In my current work, I explore narratives of those who worked in the intertwined areas of science, art, philosophy and entertainment in the nineteenth century. My work accesses those biographies, to tell stories (or bits of stories), and reimagine how these histories influence the way we think about the natural world, and the practice of science in relationship to other disciplines.
Colorado naturalist, Martha Maxwell shot and stuffed a menagerie of animals for installation, at the Philadelphia Centennial Exposition, called "Women's Work". Maxwell was one of the first people to install animals in habitat dioramas, which later became the museum standard. Destitute, she built a cave within her Philadelphia exhibition in which to live for the duration of the fair. Attempts to commercialize her taxidermy through photographic mementos and other ancillary business ventures failed.
I fold the time of past narratives, utilizing aesthetic tropes and veneers, such as intricate wood display cabinets and period appropriate patterns, into the present time by using contemporary materials and cultural signifiers, such as green screens and MDF. For instance, I use the green screen as a background because of the open possibilities suggested by the ubiquitous film effects tool, leaving viewers to fill the habitat diorama.
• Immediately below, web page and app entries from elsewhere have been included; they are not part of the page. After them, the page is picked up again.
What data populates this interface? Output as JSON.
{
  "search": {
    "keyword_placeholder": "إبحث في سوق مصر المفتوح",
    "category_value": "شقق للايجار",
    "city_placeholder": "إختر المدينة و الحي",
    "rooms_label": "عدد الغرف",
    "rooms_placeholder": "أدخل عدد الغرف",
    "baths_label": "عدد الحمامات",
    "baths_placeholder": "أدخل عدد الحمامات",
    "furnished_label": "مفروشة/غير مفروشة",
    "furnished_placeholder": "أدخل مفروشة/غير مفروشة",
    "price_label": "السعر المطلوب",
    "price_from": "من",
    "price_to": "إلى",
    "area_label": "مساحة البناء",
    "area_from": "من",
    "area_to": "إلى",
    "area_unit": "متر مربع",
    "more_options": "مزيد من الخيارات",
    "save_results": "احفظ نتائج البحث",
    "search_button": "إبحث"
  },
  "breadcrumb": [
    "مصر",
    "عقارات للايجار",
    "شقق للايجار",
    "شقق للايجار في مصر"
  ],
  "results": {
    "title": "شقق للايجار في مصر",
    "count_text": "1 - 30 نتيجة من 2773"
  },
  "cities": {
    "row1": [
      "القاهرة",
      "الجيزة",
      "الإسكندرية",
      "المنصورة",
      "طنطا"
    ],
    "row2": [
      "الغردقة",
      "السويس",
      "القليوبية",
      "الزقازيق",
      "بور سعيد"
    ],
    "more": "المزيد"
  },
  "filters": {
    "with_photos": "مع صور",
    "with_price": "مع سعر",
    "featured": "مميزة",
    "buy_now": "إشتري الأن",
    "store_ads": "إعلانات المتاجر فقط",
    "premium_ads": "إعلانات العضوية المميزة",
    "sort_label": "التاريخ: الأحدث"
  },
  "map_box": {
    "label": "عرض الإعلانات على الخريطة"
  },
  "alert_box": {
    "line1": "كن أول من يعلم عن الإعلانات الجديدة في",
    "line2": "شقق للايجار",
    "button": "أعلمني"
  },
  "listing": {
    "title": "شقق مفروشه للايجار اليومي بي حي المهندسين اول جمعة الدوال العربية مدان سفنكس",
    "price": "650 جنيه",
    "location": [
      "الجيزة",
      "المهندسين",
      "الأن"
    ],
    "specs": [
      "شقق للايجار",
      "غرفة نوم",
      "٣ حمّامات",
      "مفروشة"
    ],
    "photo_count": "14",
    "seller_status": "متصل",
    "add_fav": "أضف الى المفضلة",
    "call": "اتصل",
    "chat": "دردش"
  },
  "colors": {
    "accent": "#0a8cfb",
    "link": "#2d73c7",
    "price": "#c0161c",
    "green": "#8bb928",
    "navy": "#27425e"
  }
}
The works in Re|collect bring together two approaches to generating a record of Maxwell's achievements. In part, the work is composed of a selection of photographic documentation of the few remaining artifacts of Maxwell's natural history collection, developing a new archive of her work scattered across several museums. The other works in the project call forth Maxwell's work through reconstruction and reenactment of her achievements and aspects of her life. Together these two methodologies join an imagined vision of the past based on historical record, and a contemporary record of the past based on historic artifacts – two complementary and antithetical ways of telling the story of Maxwell's zoological endeavor.